_To do:_
Leave out the pictures and restate every entry word for word.

*** Opening of Extracted material ***

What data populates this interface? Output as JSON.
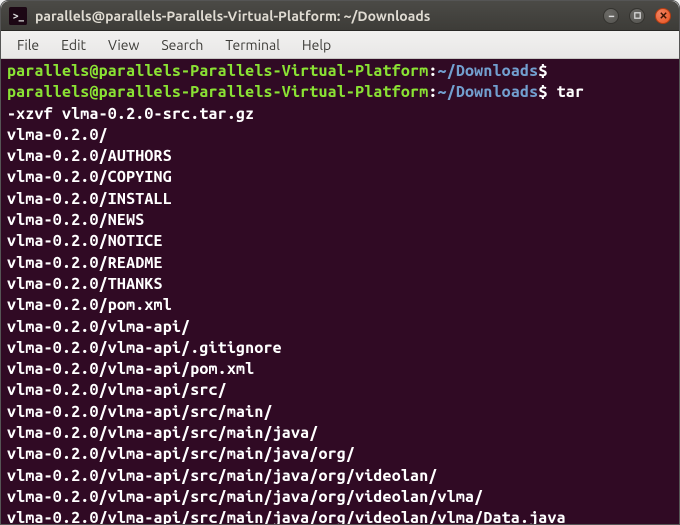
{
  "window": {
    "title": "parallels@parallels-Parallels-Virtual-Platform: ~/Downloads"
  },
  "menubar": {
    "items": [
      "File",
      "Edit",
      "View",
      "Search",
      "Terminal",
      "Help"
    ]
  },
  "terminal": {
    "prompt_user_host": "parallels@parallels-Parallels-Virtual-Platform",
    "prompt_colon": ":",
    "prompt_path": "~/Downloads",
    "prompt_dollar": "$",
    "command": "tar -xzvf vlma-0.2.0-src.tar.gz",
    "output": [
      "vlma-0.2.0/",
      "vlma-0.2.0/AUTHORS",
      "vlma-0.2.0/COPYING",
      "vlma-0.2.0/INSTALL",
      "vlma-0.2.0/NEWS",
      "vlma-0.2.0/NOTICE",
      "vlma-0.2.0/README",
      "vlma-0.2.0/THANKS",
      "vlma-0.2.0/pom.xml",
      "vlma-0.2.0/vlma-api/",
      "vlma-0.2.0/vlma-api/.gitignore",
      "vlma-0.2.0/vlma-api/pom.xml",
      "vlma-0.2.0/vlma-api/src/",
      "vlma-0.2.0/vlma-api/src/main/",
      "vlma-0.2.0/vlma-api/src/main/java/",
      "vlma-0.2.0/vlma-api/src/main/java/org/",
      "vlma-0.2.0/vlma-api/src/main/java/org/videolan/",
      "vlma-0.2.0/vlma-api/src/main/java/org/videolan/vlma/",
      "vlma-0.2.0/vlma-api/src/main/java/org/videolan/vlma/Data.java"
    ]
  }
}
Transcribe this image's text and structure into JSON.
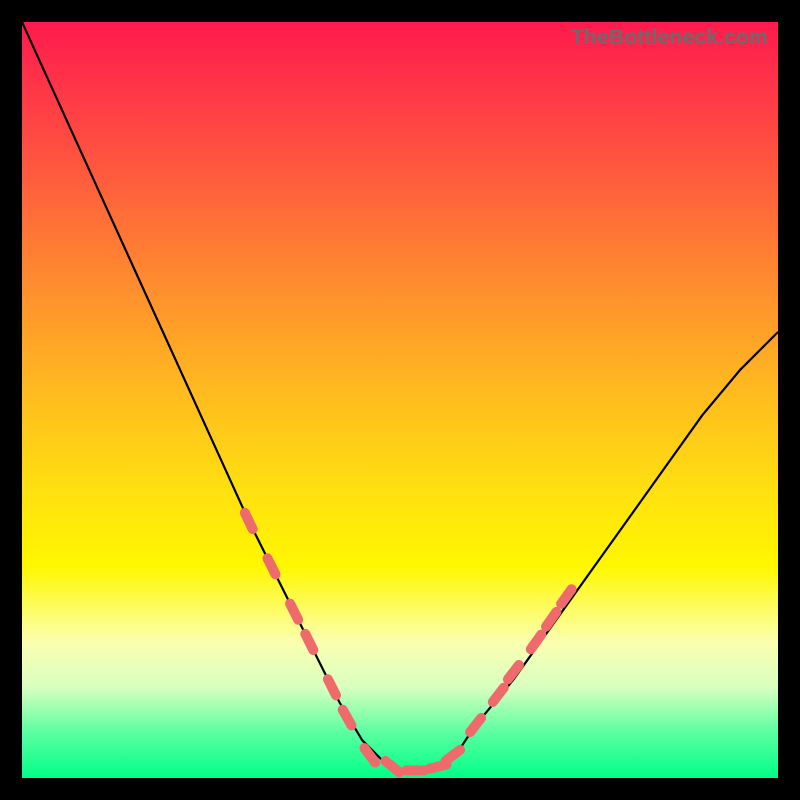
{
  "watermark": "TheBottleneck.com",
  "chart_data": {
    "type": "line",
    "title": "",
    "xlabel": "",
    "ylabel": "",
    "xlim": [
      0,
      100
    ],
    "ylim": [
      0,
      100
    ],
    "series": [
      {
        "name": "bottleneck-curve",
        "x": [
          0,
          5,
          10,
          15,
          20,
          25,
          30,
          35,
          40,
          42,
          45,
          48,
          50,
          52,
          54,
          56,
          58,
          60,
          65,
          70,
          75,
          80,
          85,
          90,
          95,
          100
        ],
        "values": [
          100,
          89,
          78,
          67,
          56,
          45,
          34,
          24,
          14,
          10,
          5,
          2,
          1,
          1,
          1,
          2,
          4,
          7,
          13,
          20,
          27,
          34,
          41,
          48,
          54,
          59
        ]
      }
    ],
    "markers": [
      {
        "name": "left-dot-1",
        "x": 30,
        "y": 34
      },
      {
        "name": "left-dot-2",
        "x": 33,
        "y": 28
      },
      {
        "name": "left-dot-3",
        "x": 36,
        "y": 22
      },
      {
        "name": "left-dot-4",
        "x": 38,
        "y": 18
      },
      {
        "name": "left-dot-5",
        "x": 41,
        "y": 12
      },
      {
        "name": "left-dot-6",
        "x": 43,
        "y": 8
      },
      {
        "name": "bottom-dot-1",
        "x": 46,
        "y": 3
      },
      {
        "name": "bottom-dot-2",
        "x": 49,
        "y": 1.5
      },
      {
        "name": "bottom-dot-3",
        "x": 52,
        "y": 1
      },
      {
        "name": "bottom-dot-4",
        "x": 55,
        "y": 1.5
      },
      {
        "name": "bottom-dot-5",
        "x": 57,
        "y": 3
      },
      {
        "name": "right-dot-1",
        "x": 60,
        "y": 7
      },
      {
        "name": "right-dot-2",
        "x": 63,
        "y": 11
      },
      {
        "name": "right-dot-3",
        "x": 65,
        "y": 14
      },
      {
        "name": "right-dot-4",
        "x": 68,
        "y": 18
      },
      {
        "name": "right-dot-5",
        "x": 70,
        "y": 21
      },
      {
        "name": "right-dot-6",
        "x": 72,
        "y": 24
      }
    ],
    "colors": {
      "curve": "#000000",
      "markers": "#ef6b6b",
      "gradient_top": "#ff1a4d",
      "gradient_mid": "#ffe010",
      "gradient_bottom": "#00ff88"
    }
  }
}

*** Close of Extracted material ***

_Solution to this exercise:_
What data populates this interface? Output as JSON.
{
  "window": {
    "title": "parallels@parallels-Parallels-Virtual-Platform: ~/Downloads"
  },
  "menubar": {
    "items": [
      "File",
      "Edit",
      "View",
      "Search",
      "Terminal",
      "Help"
    ]
  },
  "terminal": {
    "prompt_user_host": "parallels@parallels-Parallels-Virtual-Platform",
    "prompt_colon": ":",
    "prompt_path": "~/Downloads",
    "prompt_dollar": "$",
    "command": "tar -xzvf vlma-0.2.0-src.tar.gz",
    "output": [
      "vlma-0.2.0/",
      "vlma-0.2.0/AUTHORS",
      "vlma-0.2.0/COPYING",
      "vlma-0.2.0/INSTALL",
      "vlma-0.2.0/NEWS",
      "vlma-0.2.0/NOTICE",
      "vlma-0.2.0/README",
      "vlma-0.2.0/THANKS",
      "vlma-0.2.0/pom.xml",
      "vlma-0.2.0/vlma-api/",
      "vlma-0.2.0/vlma-api/.gitignore",
      "vlma-0.2.0/vlma-api/pom.xml",
      "vlma-0.2.0/vlma-api/src/",
      "vlma-0.2.0/vlma-api/src/main/",
      "vlma-0.2.0/vlma-api/src/main/java/",
      "vlma-0.2.0/vlma-api/src/main/java/org/",
      "vlma-0.2.0/vlma-api/src/main/java/org/videolan/",
      "vlma-0.2.0/vlma-api/src/main/java/org/videolan/vlma/",
      "vlma-0.2.0/vlma-api/src/main/java/org/videolan/vlma/Data.java"
    ]
  }
}
Transcribe this image's text and structure into JSON.
{
  "watermark": "TheBottleneck.com",
  "chart_data": {
    "type": "line",
    "title": "",
    "xlabel": "",
    "ylabel": "",
    "xlim": [
      0,
      100
    ],
    "ylim": [
      0,
      100
    ],
    "series": [
      {
        "name": "bottleneck-curve",
        "x": [
          0,
          5,
          10,
          15,
          20,
          25,
          30,
          35,
          40,
          42,
          45,
          48,
          50,
          52,
          54,
          56,
          58,
          60,
          65,
          70,
          75,
          80,
          85,
          90,
          95,
          100
        ],
        "values": [
          100,
          89,
          78,
          67,
          56,
          45,
          34,
          24,
          14,
          10,
          5,
          2,
          1,
          1,
          1,
          2,
          4,
          7,
          13,
          20,
          27,
          34,
          41,
          48,
          54,
          59
        ]
      }
    ],
    "markers": [
      {
        "name": "left-dot-1",
        "x": 30,
        "y": 34
      },
      {
        "name": "left-dot-2",
        "x": 33,
        "y": 28
      },
      {
        "name": "left-dot-3",
        "x": 36,
        "y": 22
      },
      {
        "name": "left-dot-4",
        "x": 38,
        "y": 18
      },
      {
        "name": "left-dot-5",
        "x": 41,
        "y": 12
      },
      {
        "name": "left-dot-6",
        "x": 43,
        "y": 8
      },
      {
        "name": "bottom-dot-1",
        "x": 46,
        "y": 3
      },
      {
        "name": "bottom-dot-2",
        "x": 49,
        "y": 1.5
      },
      {
        "name": "bottom-dot-3",
        "x": 52,
        "y": 1
      },
      {
        "name": "bottom-dot-4",
        "x": 55,
        "y": 1.5
      },
      {
        "name": "bottom-dot-5",
        "x": 57,
        "y": 3
      },
      {
        "name": "right-dot-1",
        "x": 60,
        "y": 7
      },
      {
        "name": "right-dot-2",
        "x": 63,
        "y": 11
      },
      {
        "name": "right-dot-3",
        "x": 65,
        "y": 14
      },
      {
        "name": "right-dot-4",
        "x": 68,
        "y": 18
      },
      {
        "name": "right-dot-5",
        "x": 70,
        "y": 21
      },
      {
        "name": "right-dot-6",
        "x": 72,
        "y": 24
      }
    ],
    "colors": {
      "curve": "#000000",
      "markers": "#ef6b6b",
      "gradient_top": "#ff1a4d",
      "gradient_mid": "#ffe010",
      "gradient_bottom": "#00ff88"
    }
  }
}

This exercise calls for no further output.